→ **Your goal**
State the number of lines in the material below that have "Home" in them, without any other text.

*** Opening of Dataset records ***

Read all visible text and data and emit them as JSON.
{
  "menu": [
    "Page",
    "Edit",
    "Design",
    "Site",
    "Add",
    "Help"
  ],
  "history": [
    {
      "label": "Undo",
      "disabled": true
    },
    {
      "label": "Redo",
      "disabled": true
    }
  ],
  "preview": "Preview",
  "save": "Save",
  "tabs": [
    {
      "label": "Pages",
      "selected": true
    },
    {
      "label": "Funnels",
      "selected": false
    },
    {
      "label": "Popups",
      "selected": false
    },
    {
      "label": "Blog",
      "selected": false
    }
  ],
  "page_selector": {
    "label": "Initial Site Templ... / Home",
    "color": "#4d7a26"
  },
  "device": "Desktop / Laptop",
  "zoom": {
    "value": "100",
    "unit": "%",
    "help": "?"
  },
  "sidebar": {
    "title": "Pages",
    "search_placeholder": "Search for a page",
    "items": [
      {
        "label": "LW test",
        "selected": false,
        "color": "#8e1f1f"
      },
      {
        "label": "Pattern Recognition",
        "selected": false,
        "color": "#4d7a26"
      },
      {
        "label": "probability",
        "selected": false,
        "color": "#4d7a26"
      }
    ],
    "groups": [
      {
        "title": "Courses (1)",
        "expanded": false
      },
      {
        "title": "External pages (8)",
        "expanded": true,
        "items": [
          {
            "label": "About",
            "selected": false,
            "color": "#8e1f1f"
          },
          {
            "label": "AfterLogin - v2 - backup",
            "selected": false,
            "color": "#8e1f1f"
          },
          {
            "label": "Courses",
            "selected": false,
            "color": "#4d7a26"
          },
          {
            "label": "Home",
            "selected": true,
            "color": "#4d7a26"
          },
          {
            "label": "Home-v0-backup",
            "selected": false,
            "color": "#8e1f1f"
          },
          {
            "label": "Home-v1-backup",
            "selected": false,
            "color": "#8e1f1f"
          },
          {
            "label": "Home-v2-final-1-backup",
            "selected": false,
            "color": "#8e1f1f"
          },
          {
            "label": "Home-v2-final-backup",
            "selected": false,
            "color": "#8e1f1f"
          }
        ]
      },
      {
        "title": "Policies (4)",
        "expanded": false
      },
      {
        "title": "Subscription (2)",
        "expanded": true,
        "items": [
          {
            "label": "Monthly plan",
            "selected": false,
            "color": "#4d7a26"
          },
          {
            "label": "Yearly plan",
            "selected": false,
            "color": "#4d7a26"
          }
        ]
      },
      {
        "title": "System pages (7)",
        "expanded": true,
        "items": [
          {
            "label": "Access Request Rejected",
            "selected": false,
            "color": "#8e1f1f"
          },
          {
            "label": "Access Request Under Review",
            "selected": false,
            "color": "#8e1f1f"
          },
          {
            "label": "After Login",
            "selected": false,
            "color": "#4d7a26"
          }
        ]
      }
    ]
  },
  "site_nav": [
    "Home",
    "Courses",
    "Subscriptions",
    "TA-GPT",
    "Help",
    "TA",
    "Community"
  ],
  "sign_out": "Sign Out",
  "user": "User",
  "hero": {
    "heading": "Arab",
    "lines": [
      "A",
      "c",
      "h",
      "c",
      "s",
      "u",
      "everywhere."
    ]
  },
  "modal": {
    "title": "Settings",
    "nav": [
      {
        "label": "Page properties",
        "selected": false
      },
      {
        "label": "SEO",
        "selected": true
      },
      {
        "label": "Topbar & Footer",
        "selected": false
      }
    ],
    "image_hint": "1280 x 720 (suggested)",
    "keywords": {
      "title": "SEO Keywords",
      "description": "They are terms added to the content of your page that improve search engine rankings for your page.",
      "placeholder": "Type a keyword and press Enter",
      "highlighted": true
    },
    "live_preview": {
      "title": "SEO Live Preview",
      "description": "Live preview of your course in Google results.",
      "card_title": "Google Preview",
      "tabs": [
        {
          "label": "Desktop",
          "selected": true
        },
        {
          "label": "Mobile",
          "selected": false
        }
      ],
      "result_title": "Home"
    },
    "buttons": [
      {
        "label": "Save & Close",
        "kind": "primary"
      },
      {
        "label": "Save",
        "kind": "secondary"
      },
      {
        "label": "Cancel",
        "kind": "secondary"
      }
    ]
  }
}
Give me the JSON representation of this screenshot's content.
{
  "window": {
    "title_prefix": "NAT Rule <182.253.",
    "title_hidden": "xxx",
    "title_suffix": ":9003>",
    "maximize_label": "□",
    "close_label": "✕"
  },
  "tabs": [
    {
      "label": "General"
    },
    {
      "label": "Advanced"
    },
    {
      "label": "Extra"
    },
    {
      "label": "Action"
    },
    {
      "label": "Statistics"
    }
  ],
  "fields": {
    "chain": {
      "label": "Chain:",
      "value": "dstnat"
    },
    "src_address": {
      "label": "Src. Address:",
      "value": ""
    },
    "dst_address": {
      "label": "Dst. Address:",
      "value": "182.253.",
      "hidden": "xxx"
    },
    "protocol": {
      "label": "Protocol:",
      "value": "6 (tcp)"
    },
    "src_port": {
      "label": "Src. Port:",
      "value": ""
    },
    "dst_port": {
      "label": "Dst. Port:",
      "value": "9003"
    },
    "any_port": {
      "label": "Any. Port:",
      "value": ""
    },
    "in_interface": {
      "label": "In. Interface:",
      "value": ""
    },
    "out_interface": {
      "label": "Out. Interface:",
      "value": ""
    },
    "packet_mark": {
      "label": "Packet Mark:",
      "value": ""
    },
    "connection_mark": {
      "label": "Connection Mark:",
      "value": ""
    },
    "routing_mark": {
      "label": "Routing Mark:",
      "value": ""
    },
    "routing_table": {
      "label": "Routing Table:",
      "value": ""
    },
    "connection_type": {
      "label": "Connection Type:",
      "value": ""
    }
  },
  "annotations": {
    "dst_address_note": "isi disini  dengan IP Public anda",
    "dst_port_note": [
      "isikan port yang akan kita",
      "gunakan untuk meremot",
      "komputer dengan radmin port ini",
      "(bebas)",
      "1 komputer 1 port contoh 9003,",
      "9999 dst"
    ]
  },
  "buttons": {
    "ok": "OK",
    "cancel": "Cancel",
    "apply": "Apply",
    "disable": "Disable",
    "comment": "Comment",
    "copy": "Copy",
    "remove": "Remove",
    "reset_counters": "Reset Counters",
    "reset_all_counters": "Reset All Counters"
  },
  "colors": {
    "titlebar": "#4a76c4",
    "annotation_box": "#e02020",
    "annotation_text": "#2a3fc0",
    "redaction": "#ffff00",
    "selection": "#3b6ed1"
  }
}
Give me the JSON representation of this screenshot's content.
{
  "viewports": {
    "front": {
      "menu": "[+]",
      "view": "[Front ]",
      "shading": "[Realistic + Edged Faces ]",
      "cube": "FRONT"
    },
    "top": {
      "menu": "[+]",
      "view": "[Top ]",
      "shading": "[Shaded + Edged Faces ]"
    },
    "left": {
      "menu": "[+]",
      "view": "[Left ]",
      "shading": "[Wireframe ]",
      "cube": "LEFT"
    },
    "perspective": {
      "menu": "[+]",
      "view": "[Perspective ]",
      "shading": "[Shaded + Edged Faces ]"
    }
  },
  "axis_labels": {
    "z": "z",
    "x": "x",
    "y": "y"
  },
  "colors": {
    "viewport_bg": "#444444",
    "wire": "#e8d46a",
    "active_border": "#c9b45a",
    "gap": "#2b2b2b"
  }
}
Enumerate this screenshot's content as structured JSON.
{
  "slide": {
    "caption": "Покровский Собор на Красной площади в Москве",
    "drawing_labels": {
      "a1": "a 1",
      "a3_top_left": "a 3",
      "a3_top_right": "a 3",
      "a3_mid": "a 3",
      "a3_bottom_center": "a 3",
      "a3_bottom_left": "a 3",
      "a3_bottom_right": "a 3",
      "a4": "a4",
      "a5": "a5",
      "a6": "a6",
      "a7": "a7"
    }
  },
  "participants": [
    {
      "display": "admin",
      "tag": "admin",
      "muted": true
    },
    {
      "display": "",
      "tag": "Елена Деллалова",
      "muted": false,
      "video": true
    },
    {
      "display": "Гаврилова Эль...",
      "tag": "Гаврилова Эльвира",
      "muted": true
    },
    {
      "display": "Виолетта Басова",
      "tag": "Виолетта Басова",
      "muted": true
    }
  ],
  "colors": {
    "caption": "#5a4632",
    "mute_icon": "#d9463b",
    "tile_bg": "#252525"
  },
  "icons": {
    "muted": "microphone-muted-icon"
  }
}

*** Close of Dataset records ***

→ **Answer space**
8